Most people, of course, would suggest that Mr X has, as a gringo, been the victim of a dusting of Brazilian financial chicanery. Many Brazilians will tell you that gringo means foreigner, no more and no less. This is true of course, but the word also carries an inkling that being a gringo, the bearer of the title is also (a) rich and (b) if not entirely stupid then at least clankingly naïve. It is in the intonation and the roll of the eyes that usually accompanies the utterance, and the tutting noise that precedes or succeeds it. But the idea that gringoes are there to be fleeced and that most of them are rich enough not to notice doesn’t tell the whole story. After all those involved in transactions involving property throughout the world are as famous for their financial honesty as big city taxi drivers, and I was often almost the victim of much seedier scams than Getulio Vargas’s whilst living in a city of such exemplary honesty as London (hur hur). Rather, it is a lazy little stereotype propagated by both Brazilians (who like Liverpudlians often take a strange type of pride in their trickiness) and gringoes. For example, at the beginning of the great funfair ride with The Ex-Girlfriend all those years ago, I was told by both gringoes and well-heeled Brazilians to “hold onto my wallet”, the idea being that The Ex-Girlfriend and/or her family were out to get their hands on my fairly insubstantial hoard of dough and that when it happened I would be too naïve to protect myself. Of course no such thing happened, or at least not often, and in fact The Ex-Girlfriend would have probably have starved herself to an aesthetically pleasing death before she would ever have asked me for money.

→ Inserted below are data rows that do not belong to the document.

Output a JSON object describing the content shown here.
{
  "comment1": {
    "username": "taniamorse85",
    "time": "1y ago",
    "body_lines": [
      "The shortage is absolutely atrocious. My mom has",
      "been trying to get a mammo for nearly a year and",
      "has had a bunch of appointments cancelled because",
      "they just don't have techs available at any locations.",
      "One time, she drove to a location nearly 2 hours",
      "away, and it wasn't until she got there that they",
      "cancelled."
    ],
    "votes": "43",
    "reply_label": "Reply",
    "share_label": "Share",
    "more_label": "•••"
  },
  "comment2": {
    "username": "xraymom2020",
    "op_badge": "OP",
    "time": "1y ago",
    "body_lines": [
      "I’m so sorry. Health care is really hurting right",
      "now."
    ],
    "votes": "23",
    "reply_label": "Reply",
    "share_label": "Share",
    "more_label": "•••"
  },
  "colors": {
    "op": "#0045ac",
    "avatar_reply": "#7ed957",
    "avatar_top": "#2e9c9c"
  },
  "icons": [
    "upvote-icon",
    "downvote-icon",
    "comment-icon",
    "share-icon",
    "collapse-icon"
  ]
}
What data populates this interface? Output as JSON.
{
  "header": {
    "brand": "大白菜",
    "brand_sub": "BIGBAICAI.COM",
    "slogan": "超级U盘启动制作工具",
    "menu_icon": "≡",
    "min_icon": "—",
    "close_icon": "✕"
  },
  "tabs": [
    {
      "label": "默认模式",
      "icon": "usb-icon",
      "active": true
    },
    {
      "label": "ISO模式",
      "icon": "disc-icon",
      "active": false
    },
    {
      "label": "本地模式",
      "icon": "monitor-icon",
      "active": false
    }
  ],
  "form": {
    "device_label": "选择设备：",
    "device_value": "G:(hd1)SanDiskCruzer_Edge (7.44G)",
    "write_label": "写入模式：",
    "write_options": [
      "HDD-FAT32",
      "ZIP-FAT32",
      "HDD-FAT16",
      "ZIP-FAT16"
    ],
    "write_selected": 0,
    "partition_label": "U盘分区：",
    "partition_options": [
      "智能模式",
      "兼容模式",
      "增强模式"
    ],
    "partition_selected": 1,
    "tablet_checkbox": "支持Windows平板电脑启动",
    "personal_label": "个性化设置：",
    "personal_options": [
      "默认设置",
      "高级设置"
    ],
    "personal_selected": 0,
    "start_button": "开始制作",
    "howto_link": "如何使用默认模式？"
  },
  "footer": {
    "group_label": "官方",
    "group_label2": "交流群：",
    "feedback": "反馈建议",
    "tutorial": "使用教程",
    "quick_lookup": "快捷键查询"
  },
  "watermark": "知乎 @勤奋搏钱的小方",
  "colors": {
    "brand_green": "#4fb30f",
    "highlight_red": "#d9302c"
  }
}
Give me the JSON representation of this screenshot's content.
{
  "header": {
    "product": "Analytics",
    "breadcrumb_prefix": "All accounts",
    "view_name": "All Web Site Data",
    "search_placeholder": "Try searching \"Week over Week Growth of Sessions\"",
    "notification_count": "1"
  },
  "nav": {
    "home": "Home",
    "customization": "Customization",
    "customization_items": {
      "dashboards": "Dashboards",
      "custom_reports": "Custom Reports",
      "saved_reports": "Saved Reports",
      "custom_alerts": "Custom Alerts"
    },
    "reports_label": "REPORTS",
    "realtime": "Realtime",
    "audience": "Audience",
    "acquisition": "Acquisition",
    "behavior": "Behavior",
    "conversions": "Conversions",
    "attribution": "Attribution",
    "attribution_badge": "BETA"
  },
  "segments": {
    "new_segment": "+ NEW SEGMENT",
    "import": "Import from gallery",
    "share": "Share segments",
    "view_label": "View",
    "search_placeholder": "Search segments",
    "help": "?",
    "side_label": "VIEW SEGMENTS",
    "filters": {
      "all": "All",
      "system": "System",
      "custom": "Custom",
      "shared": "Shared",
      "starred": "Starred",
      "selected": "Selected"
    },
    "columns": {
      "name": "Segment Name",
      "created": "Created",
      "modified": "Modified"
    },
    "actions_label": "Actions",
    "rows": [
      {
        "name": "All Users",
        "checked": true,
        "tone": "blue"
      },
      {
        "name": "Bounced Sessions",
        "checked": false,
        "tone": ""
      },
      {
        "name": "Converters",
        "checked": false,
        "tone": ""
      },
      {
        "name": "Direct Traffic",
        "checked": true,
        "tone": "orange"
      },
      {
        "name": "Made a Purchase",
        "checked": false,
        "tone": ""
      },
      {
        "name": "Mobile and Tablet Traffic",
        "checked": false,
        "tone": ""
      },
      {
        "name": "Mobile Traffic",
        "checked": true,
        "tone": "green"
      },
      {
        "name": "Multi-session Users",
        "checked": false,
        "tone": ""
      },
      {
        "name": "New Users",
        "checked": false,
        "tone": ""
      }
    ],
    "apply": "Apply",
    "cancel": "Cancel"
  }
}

The point being, if there is ever a point to anything here, is that Brazil is never as unique as it would like to be (whilst remaining very unique indeed) – it is never as good, it is never as bad. People cheat people all over the world, and (he says with stunning obviousness) there are gringoes who make the lowest of Brazilian picaroons look like unworldly Pollyannas. So in the end, as the lights go out and the streets grow quiet here in Boa Vista, from where Mr X will soon take his leave, it can only be said that Brazilians are not probably as dishonest as Brazilians would like to think they are. And that feels like The End, for now, because I'm deadly tired.

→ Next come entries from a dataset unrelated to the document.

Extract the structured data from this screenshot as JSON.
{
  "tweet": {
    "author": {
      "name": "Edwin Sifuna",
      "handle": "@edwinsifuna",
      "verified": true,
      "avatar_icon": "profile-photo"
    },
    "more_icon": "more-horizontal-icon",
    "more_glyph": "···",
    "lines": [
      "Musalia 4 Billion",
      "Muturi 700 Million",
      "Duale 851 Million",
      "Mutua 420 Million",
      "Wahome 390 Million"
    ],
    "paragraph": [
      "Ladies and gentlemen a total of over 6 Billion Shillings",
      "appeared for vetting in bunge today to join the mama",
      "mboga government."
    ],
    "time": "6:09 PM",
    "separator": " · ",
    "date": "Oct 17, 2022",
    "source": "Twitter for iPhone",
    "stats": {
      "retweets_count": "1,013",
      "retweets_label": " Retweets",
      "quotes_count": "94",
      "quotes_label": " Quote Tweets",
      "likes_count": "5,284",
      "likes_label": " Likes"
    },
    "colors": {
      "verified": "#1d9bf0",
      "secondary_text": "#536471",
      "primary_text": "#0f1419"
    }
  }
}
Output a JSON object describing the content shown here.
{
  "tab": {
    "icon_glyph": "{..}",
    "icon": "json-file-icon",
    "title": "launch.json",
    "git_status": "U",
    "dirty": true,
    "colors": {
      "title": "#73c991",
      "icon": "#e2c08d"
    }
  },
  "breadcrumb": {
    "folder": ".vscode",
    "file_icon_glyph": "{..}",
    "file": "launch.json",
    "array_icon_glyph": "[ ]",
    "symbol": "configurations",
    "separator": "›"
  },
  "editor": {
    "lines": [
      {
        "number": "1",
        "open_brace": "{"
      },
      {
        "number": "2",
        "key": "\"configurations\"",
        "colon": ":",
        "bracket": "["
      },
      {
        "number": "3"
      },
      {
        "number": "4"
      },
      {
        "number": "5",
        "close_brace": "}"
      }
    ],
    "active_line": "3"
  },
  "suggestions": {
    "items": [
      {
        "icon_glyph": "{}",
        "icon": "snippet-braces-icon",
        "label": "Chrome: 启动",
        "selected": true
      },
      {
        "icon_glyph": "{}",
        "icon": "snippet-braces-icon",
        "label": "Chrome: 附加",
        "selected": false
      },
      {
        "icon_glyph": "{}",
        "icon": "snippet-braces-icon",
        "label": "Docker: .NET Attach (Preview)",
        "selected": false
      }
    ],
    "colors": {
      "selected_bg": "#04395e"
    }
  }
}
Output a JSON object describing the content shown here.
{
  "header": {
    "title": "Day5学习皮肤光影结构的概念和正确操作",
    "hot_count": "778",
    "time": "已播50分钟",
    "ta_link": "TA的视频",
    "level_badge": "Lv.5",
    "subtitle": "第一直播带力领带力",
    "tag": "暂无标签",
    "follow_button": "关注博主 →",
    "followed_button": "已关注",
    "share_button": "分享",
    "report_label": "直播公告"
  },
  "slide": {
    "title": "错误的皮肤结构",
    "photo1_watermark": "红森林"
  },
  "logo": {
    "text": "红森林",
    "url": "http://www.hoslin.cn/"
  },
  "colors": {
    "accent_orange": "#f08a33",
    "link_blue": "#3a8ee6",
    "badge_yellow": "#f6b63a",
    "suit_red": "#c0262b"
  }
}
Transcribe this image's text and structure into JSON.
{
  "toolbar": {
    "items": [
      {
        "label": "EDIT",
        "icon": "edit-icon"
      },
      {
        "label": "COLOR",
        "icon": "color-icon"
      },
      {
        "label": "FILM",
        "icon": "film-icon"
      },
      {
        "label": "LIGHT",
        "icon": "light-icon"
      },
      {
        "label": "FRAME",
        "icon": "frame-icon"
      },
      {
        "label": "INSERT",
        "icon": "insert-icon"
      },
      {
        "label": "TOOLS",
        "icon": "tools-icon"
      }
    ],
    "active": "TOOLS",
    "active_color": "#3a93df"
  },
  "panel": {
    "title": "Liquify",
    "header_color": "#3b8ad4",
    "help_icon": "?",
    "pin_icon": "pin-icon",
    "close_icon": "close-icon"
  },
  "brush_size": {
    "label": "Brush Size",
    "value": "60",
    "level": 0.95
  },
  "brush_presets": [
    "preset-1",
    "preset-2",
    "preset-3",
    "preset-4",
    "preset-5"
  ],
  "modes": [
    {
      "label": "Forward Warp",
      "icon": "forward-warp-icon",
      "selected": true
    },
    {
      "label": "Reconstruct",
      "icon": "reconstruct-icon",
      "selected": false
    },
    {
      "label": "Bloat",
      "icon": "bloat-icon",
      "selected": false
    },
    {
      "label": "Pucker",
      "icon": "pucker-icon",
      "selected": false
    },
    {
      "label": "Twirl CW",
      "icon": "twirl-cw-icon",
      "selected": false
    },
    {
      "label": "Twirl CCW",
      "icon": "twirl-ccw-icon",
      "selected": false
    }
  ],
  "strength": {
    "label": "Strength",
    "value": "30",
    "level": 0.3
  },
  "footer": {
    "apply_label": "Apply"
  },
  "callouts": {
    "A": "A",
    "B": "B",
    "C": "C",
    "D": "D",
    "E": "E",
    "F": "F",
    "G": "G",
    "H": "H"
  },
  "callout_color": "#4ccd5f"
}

Dan said...

What a wonderful post to happen across. I spent a year, one month in Boa Viagem, Recife. I couldnt understand why anyone would want to visit Recife at all. I was pleased to get back to Joao Pessoa, a far more beautiful place to live.
I expect many estrangeiros can identify with the financial scudugery that goes on (as you mentioned).
When it happens, I generally just turn my back on the situation. What is worse though is paying someone like a building contractor and then not getting the job done.
Look forward to more posts.

Our site about Joao Pessoa is

e.o. said...

From reader to character: gotta love the internet.

Getulio Vargas the president, though not a homosexual, did have some pretty underhanded moves, just like this Getulio. Like you, I suspect this woman was a figment of his imagination; as a character, I must add that the other people who asked about the house (the day of the move, since the truck called attention to the soon-to-be-vacant house) lost interest when the price we paid was mentioned.

Either way, I wish you nothing but the best in that house, which will remain a big part of my personal history, and I offer my help in anything you need.


James Young said...

Dan and EO, thanks for the nice messages. Dan I just wanted to point out that the idea I'm trying to get across is very much the opposite that life for a foreigner in Brazil is just one fleecing after another - for me Getulio Vargas' antics are to be found in any country you care to mention, especially when the foreigner and local flashpoint comes in to play. (Ok - maybe not Denmark - I can't imagine any such skullduggery in Denmark.) And to further put my foot in it, I love Recife, hate Boa Viagem, and also spent a year in Joao Pessoa, and couldn't take to the place at all. Yes its pretty in spots, but to me devoid of cultural identity and local pride and energy (not something that Recife can be accused of). But I'll check out your site and maybe you'll prove me wrong! Anyway thanks for the messages, all the best....